Testator is the legal term to describe a person who created and executed a Last Will and Testament before their death.

That is, they've clearly stated how they want their Estate to be handled, including the settling of their Debts, and the Distribution of their Assets after their death.

When this type of person dies, they are known to have died "Testate" and the terms and conditions of their will help guide the distribution of assets to Surviving Family and Beneficiaries.

This is in contrast to a person who did not have a will at the time of their death, also known as having died "Intestate".

Testators have the right to revoke or amend their will at any time as long as they are mentally competent. Changes to the will can be made through additions or modifications, also known as Codicils, or by creating an entirely new will.

It is advisable to work with an Estate Attorney when creating a will to ensure that it is drafted correctly, complies with legal requirements, and accurately reflects their intentions.

Important Here are the key aspects of a testator in estate administration:

Executor Appointment: In their will, the testator may also appoints an Executor, the person responsible for administering the estate and ensuring the instructions in the will are carried out.

Decision Maker: The testator makes critical decisions, such as appointing Guardians for Minor children, distributing specific assets to individuals or organizations, and designating beneficiaries.

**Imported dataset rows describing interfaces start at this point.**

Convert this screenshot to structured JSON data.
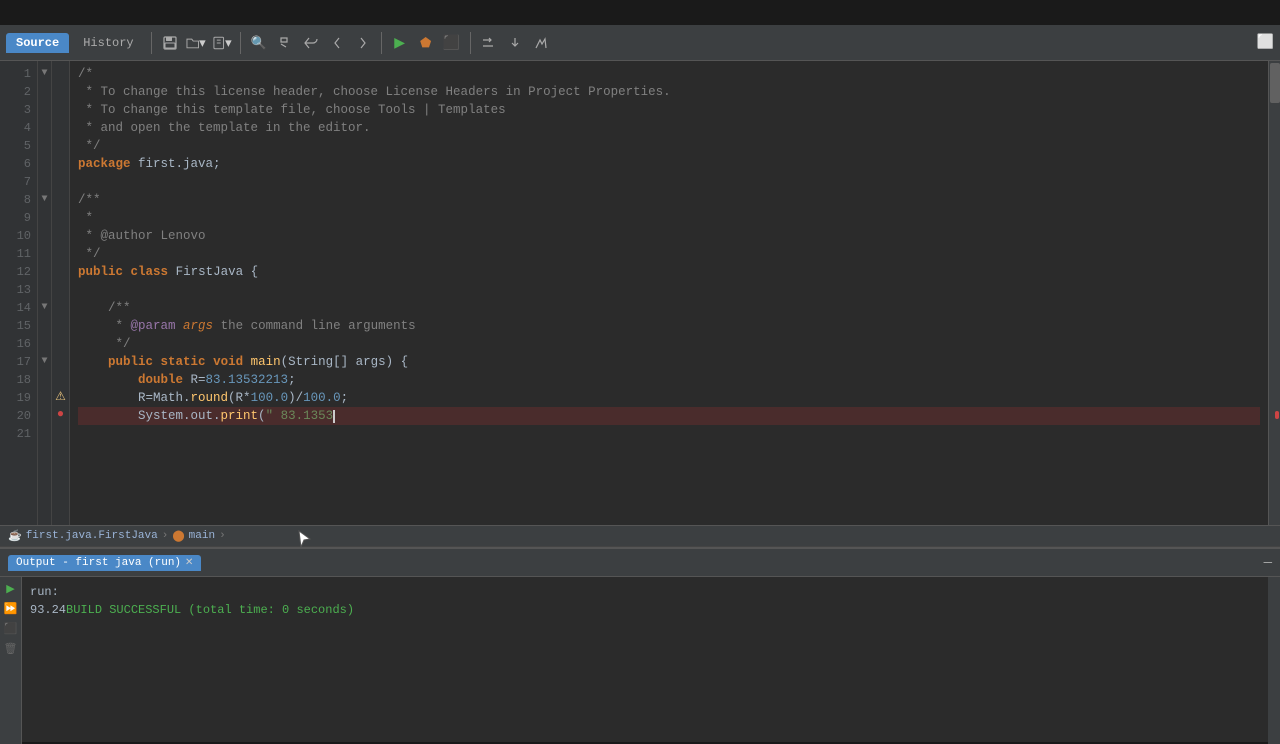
{
  "topbar": {
    "bg": "#1a1a1a"
  },
  "toolbar": {
    "tab_source": "Source",
    "tab_history": "History"
  },
  "editor": {
    "lines": [
      {
        "num": "1",
        "fold": "▼",
        "content": "/*",
        "type": "comment"
      },
      {
        "num": "2",
        "fold": " ",
        "content": " * To change this license header, choose License Headers in Project Properties.",
        "type": "comment"
      },
      {
        "num": "3",
        "fold": " ",
        "content": " * To change this template file, choose Tools | Templates",
        "type": "comment"
      },
      {
        "num": "4",
        "fold": " ",
        "content": " * and open the template in the editor.",
        "type": "comment"
      },
      {
        "num": "5",
        "fold": " ",
        "content": " */",
        "type": "comment"
      },
      {
        "num": "6",
        "fold": " ",
        "content": "package_line",
        "type": "package"
      },
      {
        "num": "7",
        "fold": " ",
        "content": "",
        "type": "blank"
      },
      {
        "num": "8",
        "fold": "▼",
        "content": "/**",
        "type": "comment"
      },
      {
        "num": "9",
        "fold": " ",
        "content": " *",
        "type": "comment"
      },
      {
        "num": "10",
        "fold": " ",
        "content": " * @author Lenovo",
        "type": "comment"
      },
      {
        "num": "11",
        "fold": " ",
        "content": " */",
        "type": "comment"
      },
      {
        "num": "12",
        "fold": " ",
        "content": "class_line",
        "type": "class"
      },
      {
        "num": "13",
        "fold": " ",
        "content": "",
        "type": "blank"
      },
      {
        "num": "14",
        "fold": "▼",
        "content": "    /**",
        "type": "comment_indent"
      },
      {
        "num": "15",
        "fold": " ",
        "content": "     * @param args the command line arguments",
        "type": "comment_indent"
      },
      {
        "num": "16",
        "fold": " ",
        "content": "     */",
        "type": "comment_indent"
      },
      {
        "num": "17",
        "fold": "▼",
        "content": "main_line",
        "type": "main"
      },
      {
        "num": "18",
        "fold": " ",
        "content": "        double R=83.13532213;",
        "type": "code"
      },
      {
        "num": "19",
        "fold": " ",
        "content": "        R=Math.round(R*100.0)/100.0;",
        "type": "code"
      },
      {
        "num": "20",
        "fold": " ",
        "content": "error_line",
        "type": "error"
      },
      {
        "num": "21",
        "fold": " ",
        "content": "",
        "type": "blank"
      }
    ]
  },
  "breadcrumb": {
    "file": "first.java.FirstJava",
    "method": "main"
  },
  "output": {
    "tab_label": "Output - first java (run)",
    "run_text": "run:",
    "build_text": "93.24BUILD SUCCESSFUL (total time: 0 seconds)"
  }
}
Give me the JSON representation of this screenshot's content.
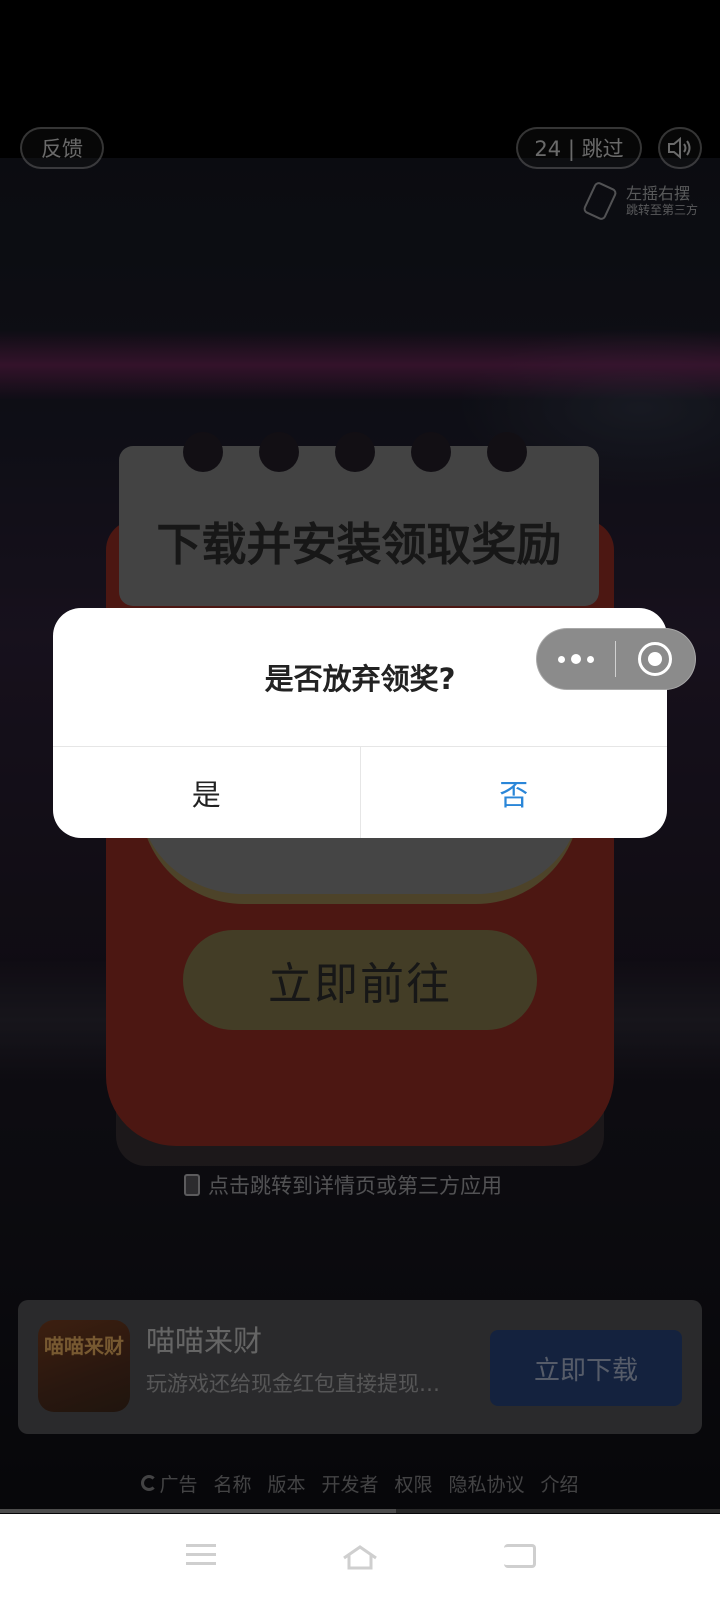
{
  "ad": {
    "feedback_label": "反馈",
    "skip_label": "24 | 跳过",
    "shake_title": "左摇右摆",
    "shake_subtitle": "跳转至第三方",
    "card_title": "下载并安装领取奖励",
    "go_button": "立即前往",
    "hint": "点击跳转到详情页或第三方应用"
  },
  "app": {
    "icon_text": "喵喵来财",
    "name": "喵喵来财",
    "description": "玩游戏还给现金红包直接提现…",
    "download_button": "立即下载"
  },
  "ad_links": [
    "广告",
    "名称",
    "版本",
    "开发者",
    "权限",
    "隐私协议",
    "介绍"
  ],
  "progress": {
    "fraction": 0.55
  },
  "dialog": {
    "title": "是否放弃领奖?",
    "confirm": "是",
    "cancel": "否",
    "cancel_color": "#2a86d8"
  },
  "icons": {
    "sound": "speaker-icon",
    "capsule_more": "more-dots-icon",
    "capsule_close": "close-target-icon"
  }
}
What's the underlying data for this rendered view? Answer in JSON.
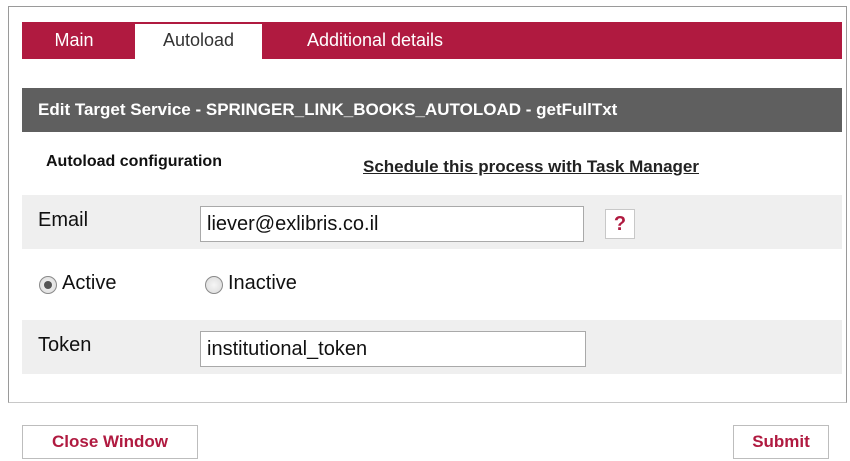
{
  "tabs": [
    {
      "label": "Main",
      "active": false
    },
    {
      "label": "Autoload",
      "active": true
    },
    {
      "label": "Additional details",
      "active": false
    }
  ],
  "title": "Edit Target Service - SPRINGER_LINK_BOOKS_AUTOLOAD - getFullTxt",
  "section": {
    "label": "Autoload configuration",
    "schedule_link": "Schedule this process with Task Manager"
  },
  "email": {
    "label": "Email",
    "value": "liever@exlibris.co.il",
    "help_label": "?"
  },
  "status": {
    "options": [
      {
        "label": "Active",
        "checked": true
      },
      {
        "label": "Inactive",
        "checked": false
      }
    ]
  },
  "token": {
    "label": "Token",
    "value": "institutional_token"
  },
  "buttons": {
    "close": "Close Window",
    "submit": "Submit"
  },
  "colors": {
    "accent": "#b01a40",
    "title_bar": "#5f5f5f",
    "row_shade": "#efefef"
  },
  "icons": {
    "help": "question-mark-icon",
    "radio": "radio-button-icon"
  }
}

Legal Formality: The testator's will must meet legal requirements and formalities to be considered valid. These can vary by jurisdiction but typically include signing the will in the presence of witnesses.